▶ [Extracted entries]:

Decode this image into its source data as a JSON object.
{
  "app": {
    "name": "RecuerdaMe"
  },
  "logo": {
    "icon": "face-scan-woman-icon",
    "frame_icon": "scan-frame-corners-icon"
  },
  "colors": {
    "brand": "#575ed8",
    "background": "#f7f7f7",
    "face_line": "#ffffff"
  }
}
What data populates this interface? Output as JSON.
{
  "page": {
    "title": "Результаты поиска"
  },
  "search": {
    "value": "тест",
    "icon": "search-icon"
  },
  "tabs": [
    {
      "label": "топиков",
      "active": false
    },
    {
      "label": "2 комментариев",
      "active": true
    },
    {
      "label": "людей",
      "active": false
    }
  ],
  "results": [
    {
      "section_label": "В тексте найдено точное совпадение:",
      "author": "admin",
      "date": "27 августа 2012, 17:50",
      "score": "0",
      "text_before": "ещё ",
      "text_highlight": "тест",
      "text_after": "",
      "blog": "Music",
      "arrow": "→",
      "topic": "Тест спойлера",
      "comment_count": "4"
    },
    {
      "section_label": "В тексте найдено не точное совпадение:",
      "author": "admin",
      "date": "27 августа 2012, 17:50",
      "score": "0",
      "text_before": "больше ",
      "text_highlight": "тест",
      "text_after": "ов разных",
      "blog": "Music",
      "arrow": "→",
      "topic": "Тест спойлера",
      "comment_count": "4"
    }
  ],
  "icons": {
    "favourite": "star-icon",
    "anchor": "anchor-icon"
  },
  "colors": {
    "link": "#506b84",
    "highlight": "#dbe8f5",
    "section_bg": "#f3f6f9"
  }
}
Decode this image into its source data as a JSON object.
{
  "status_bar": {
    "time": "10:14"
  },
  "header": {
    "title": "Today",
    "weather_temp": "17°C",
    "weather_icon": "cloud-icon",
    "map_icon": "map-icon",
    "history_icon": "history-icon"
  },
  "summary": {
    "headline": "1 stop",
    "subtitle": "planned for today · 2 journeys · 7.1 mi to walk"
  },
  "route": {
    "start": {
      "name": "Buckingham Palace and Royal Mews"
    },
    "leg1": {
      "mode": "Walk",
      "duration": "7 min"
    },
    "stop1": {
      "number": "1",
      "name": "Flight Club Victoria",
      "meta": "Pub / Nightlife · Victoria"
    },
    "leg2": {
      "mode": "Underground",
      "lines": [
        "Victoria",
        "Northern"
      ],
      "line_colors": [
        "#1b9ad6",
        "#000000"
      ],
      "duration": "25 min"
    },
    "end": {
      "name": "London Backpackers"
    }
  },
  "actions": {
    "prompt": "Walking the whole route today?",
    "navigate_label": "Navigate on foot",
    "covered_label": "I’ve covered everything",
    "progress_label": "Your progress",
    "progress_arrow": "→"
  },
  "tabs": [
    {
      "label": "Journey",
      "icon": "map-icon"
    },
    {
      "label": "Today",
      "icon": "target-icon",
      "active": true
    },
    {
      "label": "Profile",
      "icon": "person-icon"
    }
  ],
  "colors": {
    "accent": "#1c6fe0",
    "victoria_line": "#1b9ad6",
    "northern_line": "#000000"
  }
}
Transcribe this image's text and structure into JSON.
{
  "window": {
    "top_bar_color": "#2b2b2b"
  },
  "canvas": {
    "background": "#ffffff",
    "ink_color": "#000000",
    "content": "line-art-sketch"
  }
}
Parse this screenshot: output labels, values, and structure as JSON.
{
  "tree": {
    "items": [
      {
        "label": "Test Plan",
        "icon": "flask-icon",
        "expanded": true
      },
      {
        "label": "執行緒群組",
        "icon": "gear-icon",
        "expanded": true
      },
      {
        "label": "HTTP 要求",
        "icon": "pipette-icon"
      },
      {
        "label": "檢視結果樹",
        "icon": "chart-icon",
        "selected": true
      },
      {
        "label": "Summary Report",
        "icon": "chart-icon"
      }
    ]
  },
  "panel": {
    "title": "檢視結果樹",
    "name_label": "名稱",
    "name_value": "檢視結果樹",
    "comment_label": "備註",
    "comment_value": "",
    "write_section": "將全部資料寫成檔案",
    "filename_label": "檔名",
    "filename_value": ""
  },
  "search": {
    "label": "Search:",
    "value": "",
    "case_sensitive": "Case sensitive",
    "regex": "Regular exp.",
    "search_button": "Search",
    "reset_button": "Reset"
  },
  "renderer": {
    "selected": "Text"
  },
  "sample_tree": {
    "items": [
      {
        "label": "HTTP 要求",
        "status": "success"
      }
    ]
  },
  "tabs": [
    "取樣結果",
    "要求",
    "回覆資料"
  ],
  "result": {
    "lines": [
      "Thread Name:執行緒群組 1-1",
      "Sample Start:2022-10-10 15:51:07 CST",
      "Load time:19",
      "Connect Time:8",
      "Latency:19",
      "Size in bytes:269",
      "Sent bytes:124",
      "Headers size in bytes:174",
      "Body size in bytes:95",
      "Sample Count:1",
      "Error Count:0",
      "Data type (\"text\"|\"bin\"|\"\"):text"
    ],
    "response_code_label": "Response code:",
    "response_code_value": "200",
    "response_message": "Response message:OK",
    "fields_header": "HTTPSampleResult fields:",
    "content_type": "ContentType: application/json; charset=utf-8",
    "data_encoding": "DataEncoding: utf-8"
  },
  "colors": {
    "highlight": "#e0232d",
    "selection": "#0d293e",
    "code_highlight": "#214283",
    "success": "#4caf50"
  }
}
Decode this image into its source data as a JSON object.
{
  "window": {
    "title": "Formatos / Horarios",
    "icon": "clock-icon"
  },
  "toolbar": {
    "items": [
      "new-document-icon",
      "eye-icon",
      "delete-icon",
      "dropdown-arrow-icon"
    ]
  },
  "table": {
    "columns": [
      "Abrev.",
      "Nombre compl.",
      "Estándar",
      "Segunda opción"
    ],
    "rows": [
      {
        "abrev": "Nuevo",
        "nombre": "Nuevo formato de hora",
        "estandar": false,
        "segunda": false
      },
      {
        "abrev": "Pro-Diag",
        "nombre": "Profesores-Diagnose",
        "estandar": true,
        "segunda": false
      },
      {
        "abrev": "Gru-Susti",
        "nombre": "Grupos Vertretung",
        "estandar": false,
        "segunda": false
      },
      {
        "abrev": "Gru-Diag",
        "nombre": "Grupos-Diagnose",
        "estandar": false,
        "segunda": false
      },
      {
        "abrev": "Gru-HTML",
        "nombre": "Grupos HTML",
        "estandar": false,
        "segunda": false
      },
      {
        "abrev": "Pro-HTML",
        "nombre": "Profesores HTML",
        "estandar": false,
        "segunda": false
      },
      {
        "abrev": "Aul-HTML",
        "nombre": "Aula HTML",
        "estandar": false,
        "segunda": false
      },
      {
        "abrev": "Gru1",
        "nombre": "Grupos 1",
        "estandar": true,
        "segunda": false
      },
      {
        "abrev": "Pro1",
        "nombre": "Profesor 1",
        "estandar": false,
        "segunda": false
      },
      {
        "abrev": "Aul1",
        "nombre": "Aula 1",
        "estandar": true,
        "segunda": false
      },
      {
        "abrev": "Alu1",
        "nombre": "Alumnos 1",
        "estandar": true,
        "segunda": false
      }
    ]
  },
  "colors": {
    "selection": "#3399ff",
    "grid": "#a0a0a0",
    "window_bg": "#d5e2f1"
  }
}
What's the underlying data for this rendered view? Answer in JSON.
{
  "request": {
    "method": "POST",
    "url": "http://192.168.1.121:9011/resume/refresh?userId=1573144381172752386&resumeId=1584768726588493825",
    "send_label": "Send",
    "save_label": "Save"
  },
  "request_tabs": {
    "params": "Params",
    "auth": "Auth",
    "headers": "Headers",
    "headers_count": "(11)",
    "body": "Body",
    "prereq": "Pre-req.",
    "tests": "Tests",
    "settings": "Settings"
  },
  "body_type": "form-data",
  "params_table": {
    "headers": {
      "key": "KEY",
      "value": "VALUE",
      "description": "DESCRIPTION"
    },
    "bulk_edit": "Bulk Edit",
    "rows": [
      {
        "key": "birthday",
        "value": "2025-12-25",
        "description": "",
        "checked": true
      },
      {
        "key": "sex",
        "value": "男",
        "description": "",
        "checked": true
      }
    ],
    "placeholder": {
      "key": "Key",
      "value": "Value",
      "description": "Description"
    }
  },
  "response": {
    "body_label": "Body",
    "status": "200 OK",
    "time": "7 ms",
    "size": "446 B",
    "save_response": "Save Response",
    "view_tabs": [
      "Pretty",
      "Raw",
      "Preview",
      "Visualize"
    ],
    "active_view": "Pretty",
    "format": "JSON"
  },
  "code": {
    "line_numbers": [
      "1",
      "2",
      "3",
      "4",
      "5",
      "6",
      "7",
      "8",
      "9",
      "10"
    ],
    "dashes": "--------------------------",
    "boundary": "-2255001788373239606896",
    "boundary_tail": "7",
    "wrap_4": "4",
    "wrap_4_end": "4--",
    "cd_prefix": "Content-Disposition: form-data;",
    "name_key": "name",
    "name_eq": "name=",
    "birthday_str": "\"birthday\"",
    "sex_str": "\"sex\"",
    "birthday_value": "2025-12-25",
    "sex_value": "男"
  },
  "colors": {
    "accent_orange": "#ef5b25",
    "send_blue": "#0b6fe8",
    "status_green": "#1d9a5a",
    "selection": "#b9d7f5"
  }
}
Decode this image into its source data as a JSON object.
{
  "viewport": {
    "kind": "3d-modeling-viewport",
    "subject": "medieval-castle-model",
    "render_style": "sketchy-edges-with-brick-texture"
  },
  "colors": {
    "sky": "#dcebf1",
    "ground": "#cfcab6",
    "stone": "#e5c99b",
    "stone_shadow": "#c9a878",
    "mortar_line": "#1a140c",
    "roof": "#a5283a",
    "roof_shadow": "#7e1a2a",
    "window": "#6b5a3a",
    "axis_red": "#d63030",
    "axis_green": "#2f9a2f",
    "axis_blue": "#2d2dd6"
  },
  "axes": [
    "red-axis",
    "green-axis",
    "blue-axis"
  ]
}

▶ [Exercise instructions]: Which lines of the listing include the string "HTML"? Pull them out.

▶ [Output for this task]:
        "abrev": "Gru-HTML",
        "nombre": "Grupos HTML",
        "abrev": "Pro-HTML",
        "nombre": "Profesores HTML",
        "abrev": "Aul-HTML",
        "nombre": "Aula HTML",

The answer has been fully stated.